However, if DNC leaders go whole hog to defeat the Senator, and he wins anyway, well, that could spell utter disaster. What if Senator Lieberman decides, for instance, that the GOP would be a nice place to visit… permanently?
All this in a year when Democrats seem to have their best chance since their 1994 route of regaining power. Now one man with consistent values, Joseph I. Lieberman, could be the nail in the coffin of their hopes and ambitions for 2006.
An MSNBC piece posted the other day spoke of a number of issues that contributed to Lieberman’s defeat, including his support for the Iraq war and his refusal to filibuster to block a vote on Supreme Court Justice Alito’s nomination, among other things.
Wait a minute. Were there a number of issues which brought about the Lamont victory? Everything I had heard and read in the press before the election seemed to indicate that the primary was all about Iraq, not a Senate filibuster or anything else. Now, all of a sudden, we have MSNBC reporter Tom Curry telling us that it isn’t?
In light of the astounding revelation offered by Curry, I felt it might be useful to go back and see what else this intrepid MSNBC reporter had written. On August 3, about a week before the primary, Mr. Curry wondered whether Joe Lieberman’s political obituary might read “another casualty of the Iraq war.”
Unless I'm in need of the Da Vinci code to properly translate this statement, it appears to me that Mr. Curry was singing a different tune before the primary. Just to be fair, I read the entire article and not once did I see any reference to an issue other than Senator Lieberman's support for the Iraq war and his seemingly close ties with the Bush administration.
However, to give credit where it is due, Mr. Curry does an admirable job in his August 14 article spelling out exactly why Lieberman has every reason to be confident of a win in November, pointing out that Bruce Bialosky, a leading Republican supporter from California, is attempting to garner financial support for Lieberman from the people on his political list. Bialosky describes Lieberman as a “great American” and characterizes Lamont as clueless.
Lamont, a political neophyte, is little more than a one-issue wonder. He has publicly and repeatedly asked the question, “Do we want to keep fighting in Iraq or do we want to start bringing the troops home?” And most media outlets transmitted that message faithfully in hopes that Lamont would indeed win in the primary.

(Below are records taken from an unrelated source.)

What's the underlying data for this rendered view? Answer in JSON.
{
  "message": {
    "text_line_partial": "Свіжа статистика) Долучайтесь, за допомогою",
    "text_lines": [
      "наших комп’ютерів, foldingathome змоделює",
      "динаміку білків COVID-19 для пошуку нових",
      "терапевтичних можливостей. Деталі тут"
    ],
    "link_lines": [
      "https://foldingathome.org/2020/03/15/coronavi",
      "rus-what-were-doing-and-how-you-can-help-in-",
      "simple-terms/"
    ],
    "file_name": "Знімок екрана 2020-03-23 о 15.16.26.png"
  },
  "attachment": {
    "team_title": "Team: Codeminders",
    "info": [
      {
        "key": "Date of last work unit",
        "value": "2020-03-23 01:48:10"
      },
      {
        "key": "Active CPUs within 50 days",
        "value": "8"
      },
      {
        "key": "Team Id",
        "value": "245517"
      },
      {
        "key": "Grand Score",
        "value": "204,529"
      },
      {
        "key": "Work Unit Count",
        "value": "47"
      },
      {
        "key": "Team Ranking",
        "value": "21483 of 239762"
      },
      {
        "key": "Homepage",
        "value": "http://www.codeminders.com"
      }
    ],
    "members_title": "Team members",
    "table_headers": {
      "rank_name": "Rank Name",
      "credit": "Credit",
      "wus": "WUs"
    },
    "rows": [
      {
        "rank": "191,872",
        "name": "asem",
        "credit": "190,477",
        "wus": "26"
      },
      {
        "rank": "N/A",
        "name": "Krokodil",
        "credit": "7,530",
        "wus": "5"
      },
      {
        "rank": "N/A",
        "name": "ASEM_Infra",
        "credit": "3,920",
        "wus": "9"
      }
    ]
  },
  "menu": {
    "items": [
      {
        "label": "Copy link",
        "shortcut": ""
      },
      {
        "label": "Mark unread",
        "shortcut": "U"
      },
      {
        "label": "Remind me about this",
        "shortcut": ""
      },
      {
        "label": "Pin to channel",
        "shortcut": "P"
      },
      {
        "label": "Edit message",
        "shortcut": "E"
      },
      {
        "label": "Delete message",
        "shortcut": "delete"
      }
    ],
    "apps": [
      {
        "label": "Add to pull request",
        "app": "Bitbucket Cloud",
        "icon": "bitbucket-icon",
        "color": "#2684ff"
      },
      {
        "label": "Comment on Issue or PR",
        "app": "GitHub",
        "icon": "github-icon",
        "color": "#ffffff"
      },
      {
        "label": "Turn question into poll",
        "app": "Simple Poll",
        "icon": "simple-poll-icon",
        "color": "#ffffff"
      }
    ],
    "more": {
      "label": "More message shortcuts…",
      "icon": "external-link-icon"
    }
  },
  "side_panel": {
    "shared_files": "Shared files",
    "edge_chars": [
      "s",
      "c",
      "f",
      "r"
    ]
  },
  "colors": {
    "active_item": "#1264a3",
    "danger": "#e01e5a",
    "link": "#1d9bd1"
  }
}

So, whatever else happens in the larger election come November, Lieberman at least will win another term in office. The very fact that the MSM focused so heavily upon the Lieberman/Lamont race works to the Senator's advantage.
Now moderates and conservatives all over the country know what happened, and they are fully aware of the stakes. And because they understand how much we stand to lose should we withdraw from Iraq, moderates and conservatives are far more likely to support Lieberman in the run-up to the November election, and are more likely, in my opinion, to pull the lever for him on election day.
Will Lamont enjoy a similar surge in support from the anti-war left? Not likely. They threw everything they had, it seemed, into the primary. Even then, Lamont had to use 4 million of his own money to eke out a win.
Candidate Lamont had his day in the sun. Now it's Senator Lieberman's turn. And Lieberman will win.